> _AIM OF THE EXERCISE_
Your answer must be a single number: the count of lines in the entries below that hold "devcontainer".

++++++

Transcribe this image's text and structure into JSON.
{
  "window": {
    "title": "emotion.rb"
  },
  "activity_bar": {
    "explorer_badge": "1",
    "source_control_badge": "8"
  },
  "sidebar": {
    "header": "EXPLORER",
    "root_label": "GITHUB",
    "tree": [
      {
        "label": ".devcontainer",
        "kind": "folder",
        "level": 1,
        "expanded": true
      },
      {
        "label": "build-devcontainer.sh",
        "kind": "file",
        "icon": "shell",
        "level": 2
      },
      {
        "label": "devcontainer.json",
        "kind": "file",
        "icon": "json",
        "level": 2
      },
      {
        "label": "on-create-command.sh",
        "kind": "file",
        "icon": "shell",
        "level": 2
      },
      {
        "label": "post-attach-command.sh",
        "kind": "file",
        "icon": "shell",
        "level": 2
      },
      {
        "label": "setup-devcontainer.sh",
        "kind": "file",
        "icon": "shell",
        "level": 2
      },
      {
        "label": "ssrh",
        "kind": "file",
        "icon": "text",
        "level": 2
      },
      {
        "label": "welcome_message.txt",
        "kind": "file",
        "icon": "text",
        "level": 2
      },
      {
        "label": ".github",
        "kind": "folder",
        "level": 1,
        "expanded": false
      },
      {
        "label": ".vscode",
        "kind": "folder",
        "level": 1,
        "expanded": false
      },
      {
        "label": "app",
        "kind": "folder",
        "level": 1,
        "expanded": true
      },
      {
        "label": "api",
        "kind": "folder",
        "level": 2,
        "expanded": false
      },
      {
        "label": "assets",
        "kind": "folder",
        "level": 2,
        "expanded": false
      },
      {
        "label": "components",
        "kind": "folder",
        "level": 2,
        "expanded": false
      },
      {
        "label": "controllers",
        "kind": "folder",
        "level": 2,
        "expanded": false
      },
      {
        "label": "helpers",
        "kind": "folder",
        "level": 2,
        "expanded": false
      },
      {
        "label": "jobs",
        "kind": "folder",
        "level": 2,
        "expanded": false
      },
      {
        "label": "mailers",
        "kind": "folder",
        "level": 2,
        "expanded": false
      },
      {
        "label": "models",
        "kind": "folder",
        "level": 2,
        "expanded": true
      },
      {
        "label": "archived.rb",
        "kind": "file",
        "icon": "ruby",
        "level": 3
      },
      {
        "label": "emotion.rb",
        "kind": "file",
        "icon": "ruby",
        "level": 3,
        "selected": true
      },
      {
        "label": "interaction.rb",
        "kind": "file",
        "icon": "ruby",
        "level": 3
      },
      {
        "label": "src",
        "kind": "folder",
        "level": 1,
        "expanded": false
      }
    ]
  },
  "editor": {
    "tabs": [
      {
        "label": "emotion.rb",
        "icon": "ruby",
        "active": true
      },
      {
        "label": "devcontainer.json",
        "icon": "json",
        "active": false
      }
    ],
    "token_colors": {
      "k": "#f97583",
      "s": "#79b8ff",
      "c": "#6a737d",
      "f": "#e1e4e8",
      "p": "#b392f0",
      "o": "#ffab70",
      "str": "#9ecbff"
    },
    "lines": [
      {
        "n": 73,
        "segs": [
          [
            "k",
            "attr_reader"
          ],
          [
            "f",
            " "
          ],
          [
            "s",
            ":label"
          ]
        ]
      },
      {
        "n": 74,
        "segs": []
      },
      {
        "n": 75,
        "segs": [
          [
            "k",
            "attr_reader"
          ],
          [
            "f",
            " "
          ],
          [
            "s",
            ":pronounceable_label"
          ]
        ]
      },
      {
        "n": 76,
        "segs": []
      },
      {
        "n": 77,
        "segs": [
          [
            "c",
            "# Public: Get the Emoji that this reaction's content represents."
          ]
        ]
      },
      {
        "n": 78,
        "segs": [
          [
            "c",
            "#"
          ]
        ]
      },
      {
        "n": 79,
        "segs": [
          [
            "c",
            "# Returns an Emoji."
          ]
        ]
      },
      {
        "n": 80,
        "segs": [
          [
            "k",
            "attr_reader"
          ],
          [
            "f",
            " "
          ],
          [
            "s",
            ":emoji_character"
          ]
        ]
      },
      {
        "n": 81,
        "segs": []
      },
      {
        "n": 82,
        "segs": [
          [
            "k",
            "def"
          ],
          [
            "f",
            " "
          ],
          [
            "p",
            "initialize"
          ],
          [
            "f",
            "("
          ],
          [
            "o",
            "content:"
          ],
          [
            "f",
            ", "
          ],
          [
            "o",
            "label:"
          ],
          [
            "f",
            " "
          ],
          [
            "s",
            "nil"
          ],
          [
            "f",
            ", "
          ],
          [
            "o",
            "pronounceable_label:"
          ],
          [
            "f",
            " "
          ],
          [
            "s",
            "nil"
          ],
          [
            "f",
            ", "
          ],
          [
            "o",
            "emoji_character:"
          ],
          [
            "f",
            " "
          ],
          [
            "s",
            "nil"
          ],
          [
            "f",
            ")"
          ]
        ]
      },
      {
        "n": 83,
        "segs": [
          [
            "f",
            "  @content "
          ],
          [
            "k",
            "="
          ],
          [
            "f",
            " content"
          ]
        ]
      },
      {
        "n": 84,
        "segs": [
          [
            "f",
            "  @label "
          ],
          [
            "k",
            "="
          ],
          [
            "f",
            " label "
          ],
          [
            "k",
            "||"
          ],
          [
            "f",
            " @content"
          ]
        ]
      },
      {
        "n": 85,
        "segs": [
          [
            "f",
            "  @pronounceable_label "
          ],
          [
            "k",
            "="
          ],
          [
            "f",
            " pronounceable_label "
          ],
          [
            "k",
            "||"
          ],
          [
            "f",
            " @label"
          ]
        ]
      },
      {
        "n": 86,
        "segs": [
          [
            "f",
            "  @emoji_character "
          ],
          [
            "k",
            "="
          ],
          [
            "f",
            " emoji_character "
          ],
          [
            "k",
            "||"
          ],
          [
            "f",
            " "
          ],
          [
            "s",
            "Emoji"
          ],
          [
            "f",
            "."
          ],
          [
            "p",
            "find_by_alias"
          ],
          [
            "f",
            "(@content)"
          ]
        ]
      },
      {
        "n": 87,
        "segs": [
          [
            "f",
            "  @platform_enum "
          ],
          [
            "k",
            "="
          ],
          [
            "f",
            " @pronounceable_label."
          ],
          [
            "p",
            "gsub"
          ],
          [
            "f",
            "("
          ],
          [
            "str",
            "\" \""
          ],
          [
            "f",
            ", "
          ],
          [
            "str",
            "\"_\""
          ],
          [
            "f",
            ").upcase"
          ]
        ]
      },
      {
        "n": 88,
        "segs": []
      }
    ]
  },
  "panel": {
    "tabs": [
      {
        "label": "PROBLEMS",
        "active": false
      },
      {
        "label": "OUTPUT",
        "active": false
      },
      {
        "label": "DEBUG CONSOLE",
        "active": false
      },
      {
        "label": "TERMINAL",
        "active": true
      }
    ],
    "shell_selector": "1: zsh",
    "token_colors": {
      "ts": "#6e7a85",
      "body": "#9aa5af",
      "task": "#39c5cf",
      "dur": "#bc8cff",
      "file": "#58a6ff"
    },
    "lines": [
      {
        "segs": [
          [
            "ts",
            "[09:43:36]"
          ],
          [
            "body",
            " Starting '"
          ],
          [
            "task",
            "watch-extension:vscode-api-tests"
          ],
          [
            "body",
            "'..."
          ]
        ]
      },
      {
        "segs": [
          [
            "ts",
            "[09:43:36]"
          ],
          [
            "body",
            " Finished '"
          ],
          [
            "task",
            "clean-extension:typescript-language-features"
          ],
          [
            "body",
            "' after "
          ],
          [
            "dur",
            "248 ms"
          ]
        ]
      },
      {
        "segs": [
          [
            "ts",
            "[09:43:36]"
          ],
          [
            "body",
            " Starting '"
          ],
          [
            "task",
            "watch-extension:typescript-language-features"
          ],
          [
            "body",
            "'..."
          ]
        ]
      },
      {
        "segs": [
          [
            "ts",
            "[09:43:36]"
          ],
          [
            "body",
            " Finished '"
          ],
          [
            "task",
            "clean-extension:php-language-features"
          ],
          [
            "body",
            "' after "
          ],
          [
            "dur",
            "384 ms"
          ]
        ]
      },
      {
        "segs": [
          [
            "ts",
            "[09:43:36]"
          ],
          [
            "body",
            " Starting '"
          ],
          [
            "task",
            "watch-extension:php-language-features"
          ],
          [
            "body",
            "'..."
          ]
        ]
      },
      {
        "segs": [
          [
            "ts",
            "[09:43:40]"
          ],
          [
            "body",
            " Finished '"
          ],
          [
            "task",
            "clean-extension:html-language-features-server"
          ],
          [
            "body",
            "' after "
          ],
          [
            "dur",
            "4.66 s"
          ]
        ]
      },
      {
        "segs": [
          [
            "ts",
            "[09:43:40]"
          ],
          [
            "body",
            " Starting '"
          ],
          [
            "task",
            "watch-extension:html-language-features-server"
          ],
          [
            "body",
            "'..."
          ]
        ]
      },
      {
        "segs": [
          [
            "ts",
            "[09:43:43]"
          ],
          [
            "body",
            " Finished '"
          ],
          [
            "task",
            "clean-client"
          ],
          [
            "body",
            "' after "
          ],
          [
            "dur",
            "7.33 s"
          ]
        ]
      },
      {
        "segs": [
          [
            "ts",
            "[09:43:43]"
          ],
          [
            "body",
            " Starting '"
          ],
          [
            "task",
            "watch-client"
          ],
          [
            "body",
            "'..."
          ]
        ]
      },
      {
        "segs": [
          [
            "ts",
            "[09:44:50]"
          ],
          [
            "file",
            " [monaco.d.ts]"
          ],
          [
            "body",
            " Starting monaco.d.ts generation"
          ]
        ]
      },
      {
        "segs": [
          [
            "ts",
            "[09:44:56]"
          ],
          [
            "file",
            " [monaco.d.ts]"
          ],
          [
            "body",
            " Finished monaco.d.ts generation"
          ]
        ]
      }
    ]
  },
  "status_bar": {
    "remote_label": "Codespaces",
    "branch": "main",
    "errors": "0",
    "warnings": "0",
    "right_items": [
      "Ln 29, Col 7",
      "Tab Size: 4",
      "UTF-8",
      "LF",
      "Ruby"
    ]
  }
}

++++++

> _TASK ANSWER_
5